YOUR TASK :: Which of the lines in the data below contain the string "lucky"? Copy each of them.

MATERIAL FOR THE TASK START

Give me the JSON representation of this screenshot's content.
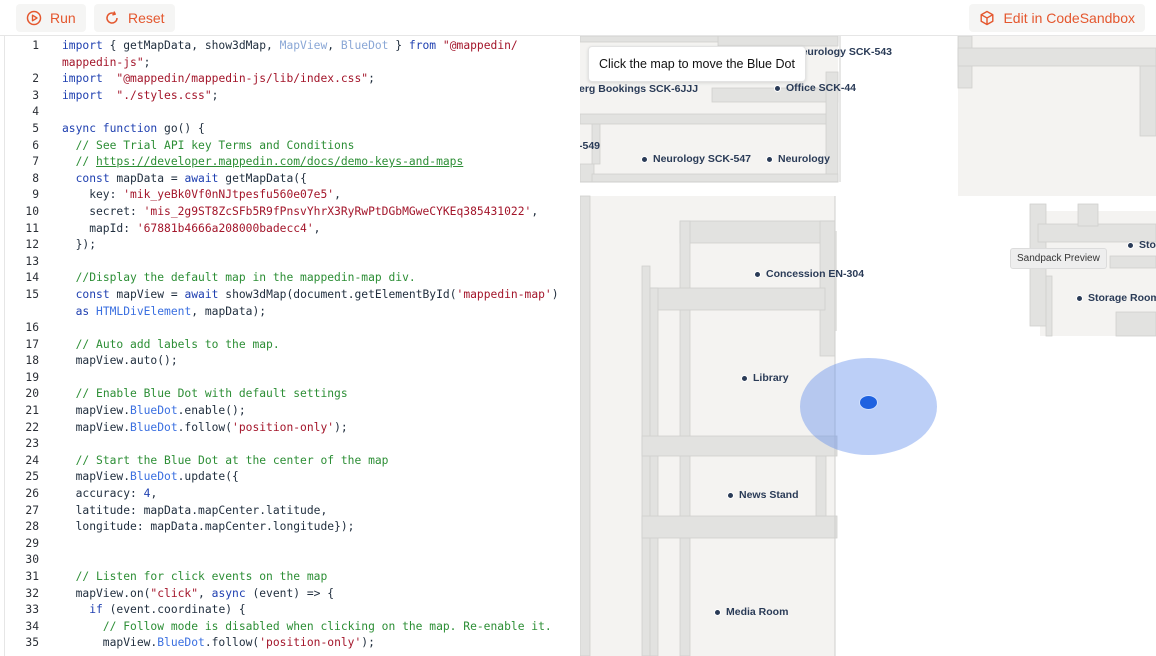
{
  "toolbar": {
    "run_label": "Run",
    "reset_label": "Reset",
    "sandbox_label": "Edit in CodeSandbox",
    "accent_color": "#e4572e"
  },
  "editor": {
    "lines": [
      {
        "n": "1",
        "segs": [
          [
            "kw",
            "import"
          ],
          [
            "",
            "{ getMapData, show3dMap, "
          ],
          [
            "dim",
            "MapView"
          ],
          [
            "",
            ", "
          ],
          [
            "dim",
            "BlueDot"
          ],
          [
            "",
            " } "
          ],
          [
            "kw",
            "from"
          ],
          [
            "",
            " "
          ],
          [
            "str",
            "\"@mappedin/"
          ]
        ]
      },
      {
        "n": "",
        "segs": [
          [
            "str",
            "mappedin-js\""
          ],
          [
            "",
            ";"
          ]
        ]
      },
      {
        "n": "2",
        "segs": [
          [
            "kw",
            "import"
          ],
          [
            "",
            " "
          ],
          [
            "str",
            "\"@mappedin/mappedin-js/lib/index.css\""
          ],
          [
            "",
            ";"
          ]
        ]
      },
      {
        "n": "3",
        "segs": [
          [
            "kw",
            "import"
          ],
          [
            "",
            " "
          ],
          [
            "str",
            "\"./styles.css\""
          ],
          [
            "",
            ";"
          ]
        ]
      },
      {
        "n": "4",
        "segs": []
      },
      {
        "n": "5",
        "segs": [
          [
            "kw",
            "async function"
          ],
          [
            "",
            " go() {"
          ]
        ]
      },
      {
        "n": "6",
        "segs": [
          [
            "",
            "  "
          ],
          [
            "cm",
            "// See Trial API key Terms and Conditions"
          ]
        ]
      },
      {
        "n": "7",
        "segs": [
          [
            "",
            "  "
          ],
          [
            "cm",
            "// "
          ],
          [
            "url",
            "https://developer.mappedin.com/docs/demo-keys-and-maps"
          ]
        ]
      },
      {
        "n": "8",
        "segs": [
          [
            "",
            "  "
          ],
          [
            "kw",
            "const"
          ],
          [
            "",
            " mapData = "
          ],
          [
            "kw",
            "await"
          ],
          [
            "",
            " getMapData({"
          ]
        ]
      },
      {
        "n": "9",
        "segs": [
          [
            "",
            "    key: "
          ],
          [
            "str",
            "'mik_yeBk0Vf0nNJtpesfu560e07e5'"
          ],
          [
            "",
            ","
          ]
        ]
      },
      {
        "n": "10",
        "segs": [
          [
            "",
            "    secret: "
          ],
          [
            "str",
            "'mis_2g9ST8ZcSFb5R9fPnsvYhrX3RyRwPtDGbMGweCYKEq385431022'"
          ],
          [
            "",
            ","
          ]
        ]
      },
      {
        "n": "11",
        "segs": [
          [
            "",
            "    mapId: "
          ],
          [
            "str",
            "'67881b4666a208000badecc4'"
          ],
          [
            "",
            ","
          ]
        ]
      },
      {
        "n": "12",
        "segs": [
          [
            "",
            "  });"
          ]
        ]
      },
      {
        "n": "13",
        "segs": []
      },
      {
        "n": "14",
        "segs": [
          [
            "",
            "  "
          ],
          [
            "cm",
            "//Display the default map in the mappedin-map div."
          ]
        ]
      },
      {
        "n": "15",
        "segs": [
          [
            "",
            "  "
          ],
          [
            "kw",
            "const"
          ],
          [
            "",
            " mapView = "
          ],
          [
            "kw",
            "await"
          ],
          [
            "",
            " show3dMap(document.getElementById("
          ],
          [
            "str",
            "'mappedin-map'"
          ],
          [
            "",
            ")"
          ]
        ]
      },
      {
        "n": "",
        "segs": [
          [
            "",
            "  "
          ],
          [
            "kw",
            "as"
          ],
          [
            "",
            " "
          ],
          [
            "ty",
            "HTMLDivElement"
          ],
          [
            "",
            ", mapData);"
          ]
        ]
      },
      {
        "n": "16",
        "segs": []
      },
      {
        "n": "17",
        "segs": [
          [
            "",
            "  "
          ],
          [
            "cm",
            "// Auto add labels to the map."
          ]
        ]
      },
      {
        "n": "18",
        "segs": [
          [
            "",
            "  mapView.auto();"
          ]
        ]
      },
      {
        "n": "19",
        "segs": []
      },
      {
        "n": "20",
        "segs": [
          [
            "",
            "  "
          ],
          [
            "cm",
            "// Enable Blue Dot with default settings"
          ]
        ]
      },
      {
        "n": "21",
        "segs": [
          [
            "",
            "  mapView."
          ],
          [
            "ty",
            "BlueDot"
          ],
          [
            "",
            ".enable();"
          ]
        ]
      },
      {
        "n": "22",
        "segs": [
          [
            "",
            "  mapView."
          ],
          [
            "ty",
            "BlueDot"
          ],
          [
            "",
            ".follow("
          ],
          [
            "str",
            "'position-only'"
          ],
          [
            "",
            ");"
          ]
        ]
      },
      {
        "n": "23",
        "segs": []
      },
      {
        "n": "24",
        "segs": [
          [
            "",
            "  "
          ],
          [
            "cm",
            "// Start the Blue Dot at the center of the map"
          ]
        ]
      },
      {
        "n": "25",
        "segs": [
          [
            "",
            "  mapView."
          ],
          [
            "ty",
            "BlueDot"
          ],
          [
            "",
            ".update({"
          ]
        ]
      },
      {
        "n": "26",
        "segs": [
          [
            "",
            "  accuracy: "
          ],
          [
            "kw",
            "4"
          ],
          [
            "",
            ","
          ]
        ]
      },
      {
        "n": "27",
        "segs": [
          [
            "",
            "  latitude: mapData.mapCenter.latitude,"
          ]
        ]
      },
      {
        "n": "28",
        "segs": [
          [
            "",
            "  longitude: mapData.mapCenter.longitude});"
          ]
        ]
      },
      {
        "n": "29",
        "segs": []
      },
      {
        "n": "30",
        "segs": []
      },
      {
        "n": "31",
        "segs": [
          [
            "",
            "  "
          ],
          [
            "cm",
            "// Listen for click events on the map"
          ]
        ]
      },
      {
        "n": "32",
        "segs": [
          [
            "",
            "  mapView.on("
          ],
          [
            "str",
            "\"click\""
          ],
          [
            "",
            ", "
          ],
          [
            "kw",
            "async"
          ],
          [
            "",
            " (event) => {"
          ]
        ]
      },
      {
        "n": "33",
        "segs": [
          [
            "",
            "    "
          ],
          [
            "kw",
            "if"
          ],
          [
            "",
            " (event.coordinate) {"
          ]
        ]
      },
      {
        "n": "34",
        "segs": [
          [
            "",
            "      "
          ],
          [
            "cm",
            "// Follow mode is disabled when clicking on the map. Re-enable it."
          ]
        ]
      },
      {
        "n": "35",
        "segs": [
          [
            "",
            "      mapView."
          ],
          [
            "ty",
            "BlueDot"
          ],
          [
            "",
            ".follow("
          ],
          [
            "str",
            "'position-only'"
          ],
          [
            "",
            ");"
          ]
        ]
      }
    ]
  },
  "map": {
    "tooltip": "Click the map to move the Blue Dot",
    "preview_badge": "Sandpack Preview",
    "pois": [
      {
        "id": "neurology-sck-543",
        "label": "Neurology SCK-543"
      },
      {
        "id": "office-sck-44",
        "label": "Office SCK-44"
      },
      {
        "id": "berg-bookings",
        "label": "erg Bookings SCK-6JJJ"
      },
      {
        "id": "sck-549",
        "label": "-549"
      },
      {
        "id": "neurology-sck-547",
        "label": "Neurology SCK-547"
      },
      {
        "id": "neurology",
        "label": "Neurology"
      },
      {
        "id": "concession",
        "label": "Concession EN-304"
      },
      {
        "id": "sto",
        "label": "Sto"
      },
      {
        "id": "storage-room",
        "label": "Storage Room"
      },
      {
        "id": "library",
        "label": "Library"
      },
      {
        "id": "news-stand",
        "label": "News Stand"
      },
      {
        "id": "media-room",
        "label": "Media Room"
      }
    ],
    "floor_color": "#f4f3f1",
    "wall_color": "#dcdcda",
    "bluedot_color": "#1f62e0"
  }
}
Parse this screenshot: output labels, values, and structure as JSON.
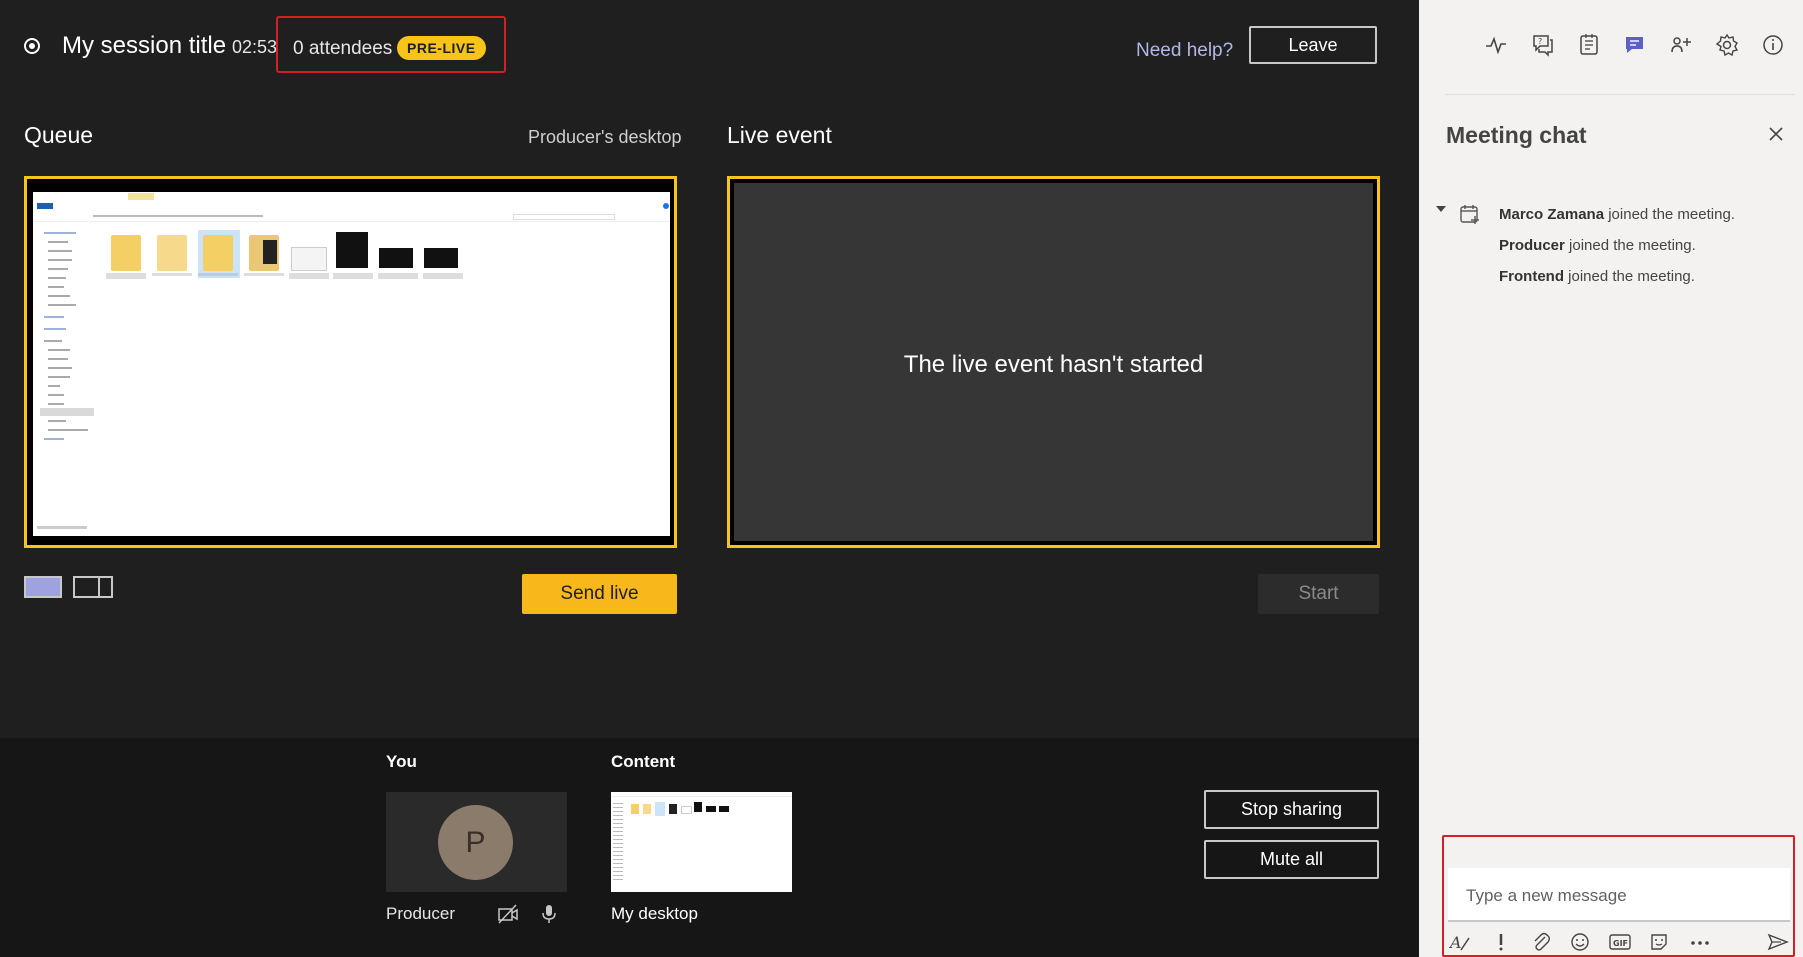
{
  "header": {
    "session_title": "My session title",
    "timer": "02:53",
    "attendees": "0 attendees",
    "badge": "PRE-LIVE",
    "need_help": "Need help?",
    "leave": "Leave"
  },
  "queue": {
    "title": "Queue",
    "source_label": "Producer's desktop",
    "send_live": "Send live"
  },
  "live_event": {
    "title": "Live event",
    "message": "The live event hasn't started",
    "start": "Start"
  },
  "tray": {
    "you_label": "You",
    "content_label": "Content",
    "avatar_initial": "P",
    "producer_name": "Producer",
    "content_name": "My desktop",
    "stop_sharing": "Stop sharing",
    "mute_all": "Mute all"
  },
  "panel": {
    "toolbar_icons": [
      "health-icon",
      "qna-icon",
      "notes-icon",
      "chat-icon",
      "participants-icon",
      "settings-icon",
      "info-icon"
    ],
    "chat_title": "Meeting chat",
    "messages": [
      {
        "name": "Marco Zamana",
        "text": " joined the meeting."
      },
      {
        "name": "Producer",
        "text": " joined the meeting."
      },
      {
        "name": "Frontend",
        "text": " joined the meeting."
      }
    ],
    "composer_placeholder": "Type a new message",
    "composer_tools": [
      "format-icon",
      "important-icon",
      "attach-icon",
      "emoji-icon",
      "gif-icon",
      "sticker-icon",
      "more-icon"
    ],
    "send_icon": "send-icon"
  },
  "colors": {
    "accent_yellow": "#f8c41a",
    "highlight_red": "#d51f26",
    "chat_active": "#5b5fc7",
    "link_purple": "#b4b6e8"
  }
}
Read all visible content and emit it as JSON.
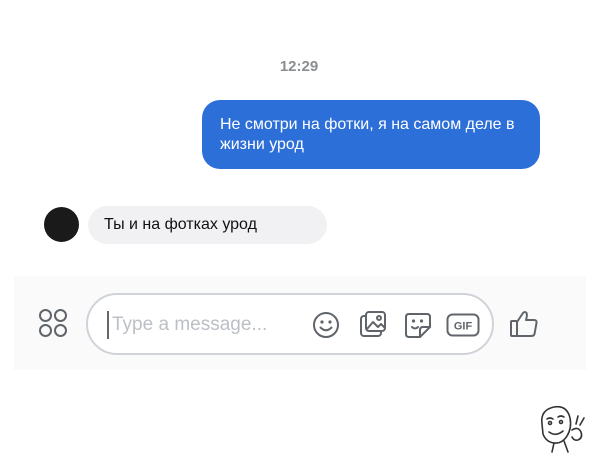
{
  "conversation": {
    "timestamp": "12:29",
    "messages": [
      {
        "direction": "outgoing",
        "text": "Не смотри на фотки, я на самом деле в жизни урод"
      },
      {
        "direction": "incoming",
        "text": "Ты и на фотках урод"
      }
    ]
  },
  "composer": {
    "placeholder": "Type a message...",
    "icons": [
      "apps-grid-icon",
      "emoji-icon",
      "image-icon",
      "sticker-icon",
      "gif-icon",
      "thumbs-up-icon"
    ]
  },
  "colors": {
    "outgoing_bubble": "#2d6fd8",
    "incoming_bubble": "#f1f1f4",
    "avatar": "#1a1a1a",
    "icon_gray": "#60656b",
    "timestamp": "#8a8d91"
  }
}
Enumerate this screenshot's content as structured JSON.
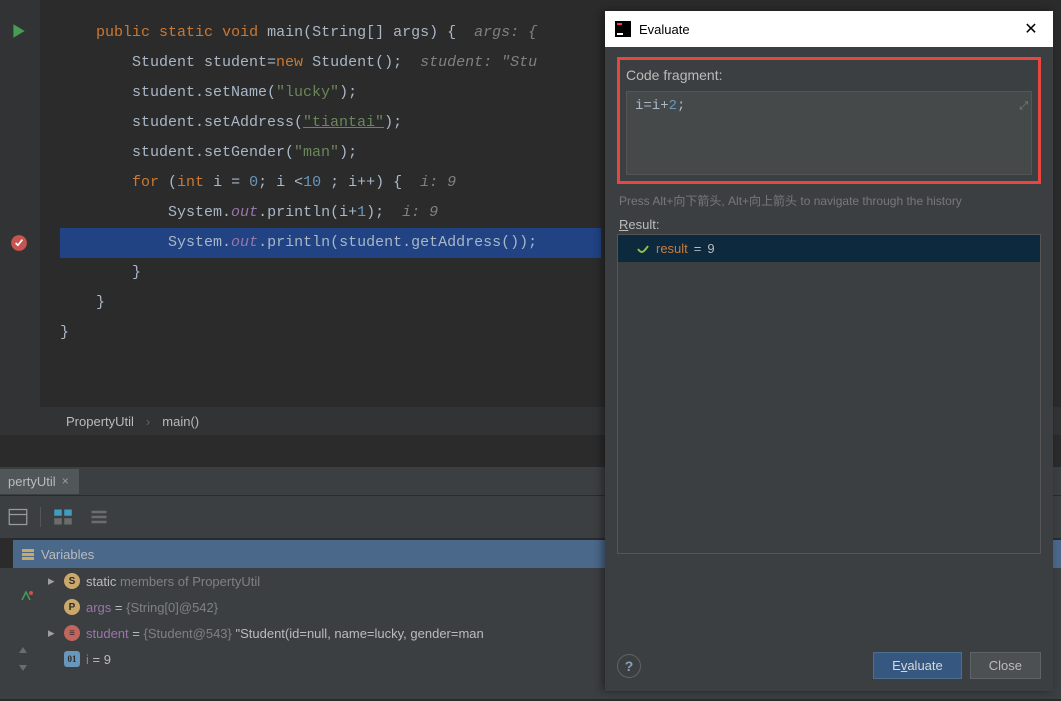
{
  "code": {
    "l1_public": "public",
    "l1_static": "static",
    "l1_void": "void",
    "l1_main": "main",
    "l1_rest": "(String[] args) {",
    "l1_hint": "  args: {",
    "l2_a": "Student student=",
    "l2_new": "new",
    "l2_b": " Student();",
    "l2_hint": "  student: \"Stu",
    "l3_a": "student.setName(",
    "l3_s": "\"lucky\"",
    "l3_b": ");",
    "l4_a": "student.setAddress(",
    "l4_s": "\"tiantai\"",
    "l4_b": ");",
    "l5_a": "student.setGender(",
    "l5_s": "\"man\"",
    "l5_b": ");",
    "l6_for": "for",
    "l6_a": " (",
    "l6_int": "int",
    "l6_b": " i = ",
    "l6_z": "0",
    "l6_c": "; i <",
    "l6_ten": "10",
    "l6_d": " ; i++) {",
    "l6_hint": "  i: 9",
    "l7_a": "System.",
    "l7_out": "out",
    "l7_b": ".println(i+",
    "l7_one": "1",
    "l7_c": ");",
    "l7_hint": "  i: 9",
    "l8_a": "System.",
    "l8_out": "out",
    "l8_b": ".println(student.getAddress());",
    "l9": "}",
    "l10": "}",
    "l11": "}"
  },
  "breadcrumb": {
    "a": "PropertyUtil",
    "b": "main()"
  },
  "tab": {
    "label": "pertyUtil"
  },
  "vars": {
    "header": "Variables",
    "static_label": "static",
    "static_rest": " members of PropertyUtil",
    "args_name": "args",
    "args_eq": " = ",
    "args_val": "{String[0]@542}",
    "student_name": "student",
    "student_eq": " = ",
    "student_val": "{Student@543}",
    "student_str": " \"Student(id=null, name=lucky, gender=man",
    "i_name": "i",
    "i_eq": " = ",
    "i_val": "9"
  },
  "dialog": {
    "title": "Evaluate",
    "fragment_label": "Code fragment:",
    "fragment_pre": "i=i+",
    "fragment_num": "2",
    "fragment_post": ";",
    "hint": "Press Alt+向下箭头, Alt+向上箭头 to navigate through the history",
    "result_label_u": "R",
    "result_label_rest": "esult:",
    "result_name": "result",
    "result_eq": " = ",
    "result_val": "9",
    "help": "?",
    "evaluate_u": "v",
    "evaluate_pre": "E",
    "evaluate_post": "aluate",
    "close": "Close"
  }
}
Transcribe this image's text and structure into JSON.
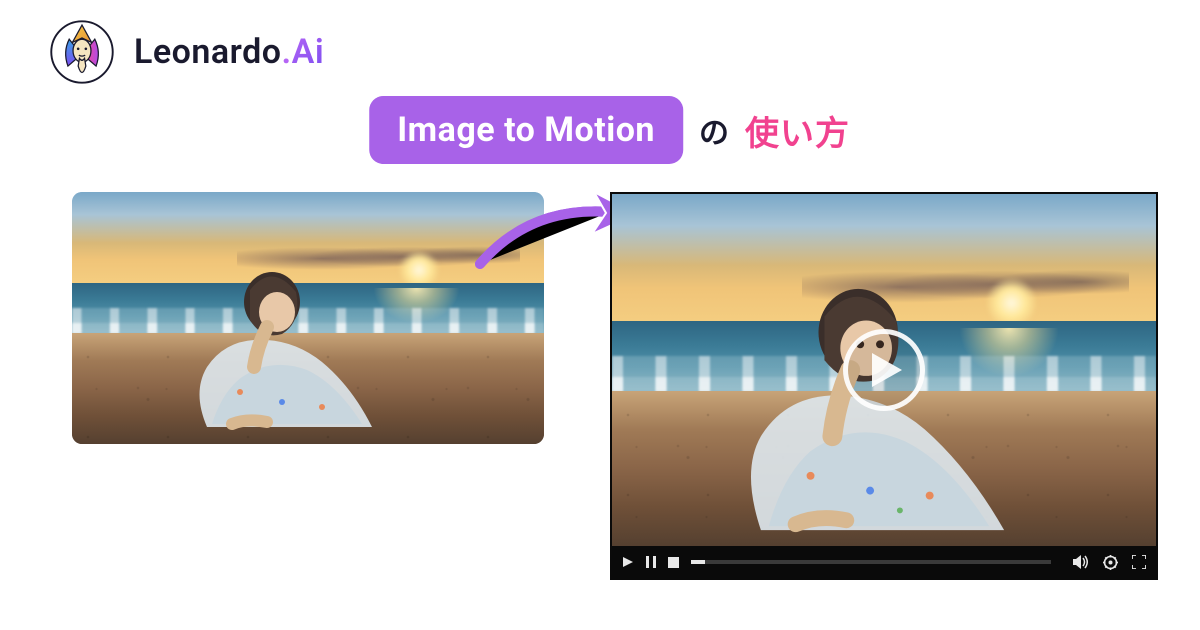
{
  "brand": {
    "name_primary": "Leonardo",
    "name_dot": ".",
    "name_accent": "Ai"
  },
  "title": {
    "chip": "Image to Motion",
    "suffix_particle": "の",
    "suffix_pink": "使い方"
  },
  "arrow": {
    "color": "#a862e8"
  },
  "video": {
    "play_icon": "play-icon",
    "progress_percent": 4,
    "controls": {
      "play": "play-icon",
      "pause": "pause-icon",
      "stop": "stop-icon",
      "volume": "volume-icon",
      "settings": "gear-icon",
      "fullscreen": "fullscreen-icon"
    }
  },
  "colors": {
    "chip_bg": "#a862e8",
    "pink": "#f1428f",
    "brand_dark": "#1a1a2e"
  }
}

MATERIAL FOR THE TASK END

ANSWER TO THE EXERCISE ::
    "l3_s": "\"lucky\"",
    "student_str": " \"Student(id=null, name=lucky, gender=man",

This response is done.